Readers' choice: Twist

Basement Miami
Photo by Nikolas Koenig

When you first watch John Waters' cult classic Pink Flamingos, you're bombarded with so much gross goodness that you're left wondering why exactly Divine ate that dog shit but also loving him intensely for doing it. It's easy to conclude that maybe you just had to be there in that unique time and place to really get it. But then you see the fantastically trashy Miami drag duo Juleisy y Karla in person, and you realize this is that time and that place again, the perfect moment to shock with raw humanity and wildness. You see that the beauty in the truly raunchy is again revealed and updated for a new generation. Every second Monday of the month, Juleisy, also known as Gio Profera, hosts a particularly notable gay party with cohost Pin Tits at Basement Miami at the Miami Beach Edition. Called Gio's Total Split Show, the bash gathers the gays to vogue and party to musical acts such as Otto Von Schirach at the bowling lanes at this downstairs club. The anything-goes attitude is what makes this party and its hosts so special. And the fact that it keeps Miami Beach gay and weird amid ever-slicker commercialization warms the heart of any nostalgic old queen. But the crowd is hot, mixed, young, and old.
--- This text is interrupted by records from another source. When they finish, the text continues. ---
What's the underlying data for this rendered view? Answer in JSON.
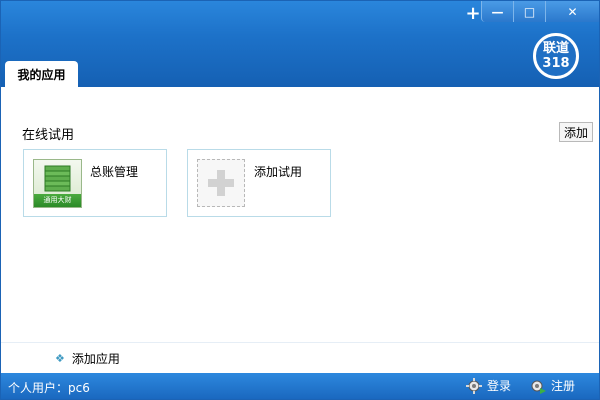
{
  "window": {
    "brand_line1": "联道",
    "brand_line2": "318",
    "titlebar_buttons": {
      "add": "+",
      "minimize": "—",
      "maximize": "□",
      "close": "✕"
    }
  },
  "tab": {
    "label": "我的应用"
  },
  "online_trial": {
    "title": "在线试用",
    "add_button_label": "添加",
    "cards": [
      {
        "label": "总账管理",
        "icon": "ledger-icon",
        "icon_caption": "通用大财"
      },
      {
        "label": "添加试用",
        "icon": "add-plus-icon"
      }
    ]
  },
  "footer": {
    "add_app_label": "添加应用",
    "icon": "diamond-icon"
  },
  "statusbar": {
    "user_text": "个人用户：pc6",
    "login_label": "登录",
    "register_label": "注册",
    "login_icon": "gear-icon",
    "register_icon": "gear-arrow-icon"
  },
  "colors": {
    "primary": "#1d72c9",
    "accent": "#3f9ac2",
    "card_border": "#b9dbe8"
  }
}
Whatever your bag, you're guaranteed to be delightfully horrified and refreshed by the end of a long, sweaty, colorful night.

Best Of Miami®

Best Of Miami®